DATA UNDER STUDY ->
========================================
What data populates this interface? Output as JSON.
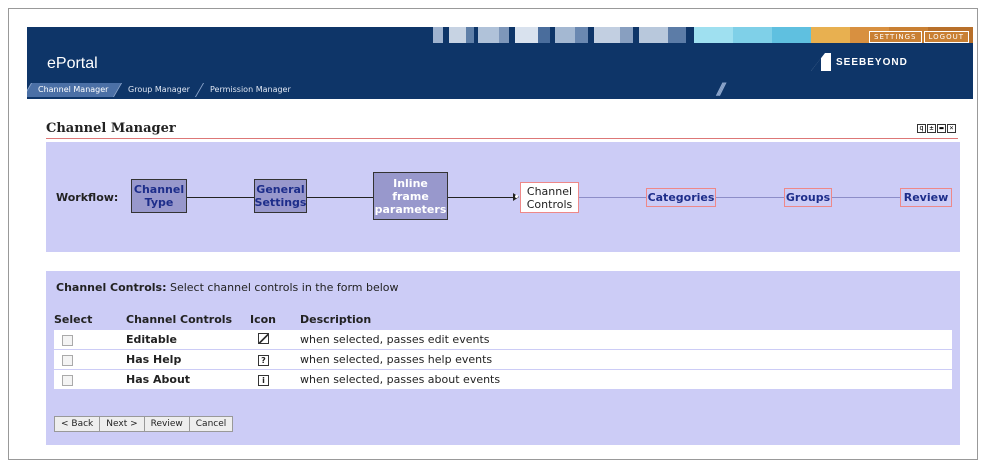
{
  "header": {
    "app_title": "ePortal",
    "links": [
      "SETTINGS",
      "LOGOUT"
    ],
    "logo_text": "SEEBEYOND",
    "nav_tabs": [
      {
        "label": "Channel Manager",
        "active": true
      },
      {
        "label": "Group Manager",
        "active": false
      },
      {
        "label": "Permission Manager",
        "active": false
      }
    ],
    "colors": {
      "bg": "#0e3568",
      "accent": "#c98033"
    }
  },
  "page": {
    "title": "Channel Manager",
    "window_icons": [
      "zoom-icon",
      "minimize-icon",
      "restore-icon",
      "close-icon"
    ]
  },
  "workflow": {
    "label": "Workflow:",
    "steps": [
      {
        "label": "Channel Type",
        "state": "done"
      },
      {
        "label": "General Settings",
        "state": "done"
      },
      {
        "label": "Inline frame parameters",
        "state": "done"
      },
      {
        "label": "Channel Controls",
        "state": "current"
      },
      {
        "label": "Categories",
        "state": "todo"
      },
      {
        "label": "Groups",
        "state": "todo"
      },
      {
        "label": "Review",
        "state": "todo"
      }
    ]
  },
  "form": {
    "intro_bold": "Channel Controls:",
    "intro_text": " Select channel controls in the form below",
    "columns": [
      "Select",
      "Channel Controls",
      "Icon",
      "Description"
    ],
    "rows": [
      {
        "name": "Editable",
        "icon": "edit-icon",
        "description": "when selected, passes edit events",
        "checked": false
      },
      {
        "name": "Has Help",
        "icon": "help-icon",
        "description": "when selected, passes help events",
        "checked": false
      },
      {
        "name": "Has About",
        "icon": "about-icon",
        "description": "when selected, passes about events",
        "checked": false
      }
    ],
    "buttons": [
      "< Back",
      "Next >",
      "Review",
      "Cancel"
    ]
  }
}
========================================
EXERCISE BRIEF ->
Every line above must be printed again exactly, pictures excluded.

RESPONSE AREA ->
What data populates this interface? Output as JSON.
{
  "header": {
    "app_title": "ePortal",
    "links": [
      "SETTINGS",
      "LOGOUT"
    ],
    "logo_text": "SEEBEYOND",
    "nav_tabs": [
      {
        "label": "Channel Manager",
        "active": true
      },
      {
        "label": "Group Manager",
        "active": false
      },
      {
        "label": "Permission Manager",
        "active": false
      }
    ],
    "colors": {
      "bg": "#0e3568",
      "accent": "#c98033"
    }
  },
  "page": {
    "title": "Channel Manager",
    "window_icons": [
      "zoom-icon",
      "minimize-icon",
      "restore-icon",
      "close-icon"
    ]
  },
  "workflow": {
    "label": "Workflow:",
    "steps": [
      {
        "label": "Channel Type",
        "state": "done"
      },
      {
        "label": "General Settings",
        "state": "done"
      },
      {
        "label": "Inline frame parameters",
        "state": "done"
      },
      {
        "label": "Channel Controls",
        "state": "current"
      },
      {
        "label": "Categories",
        "state": "todo"
      },
      {
        "label": "Groups",
        "state": "todo"
      },
      {
        "label": "Review",
        "state": "todo"
      }
    ]
  },
  "form": {
    "intro_bold": "Channel Controls:",
    "intro_text": " Select channel controls in the form below",
    "columns": [
      "Select",
      "Channel Controls",
      "Icon",
      "Description"
    ],
    "rows": [
      {
        "name": "Editable",
        "icon": "edit-icon",
        "description": "when selected, passes edit events",
        "checked": false
      },
      {
        "name": "Has Help",
        "icon": "help-icon",
        "description": "when selected, passes help events",
        "checked": false
      },
      {
        "name": "Has About",
        "icon": "about-icon",
        "description": "when selected, passes about events",
        "checked": false
      }
    ],
    "buttons": [
      "< Back",
      "Next >",
      "Review",
      "Cancel"
    ]
  }
}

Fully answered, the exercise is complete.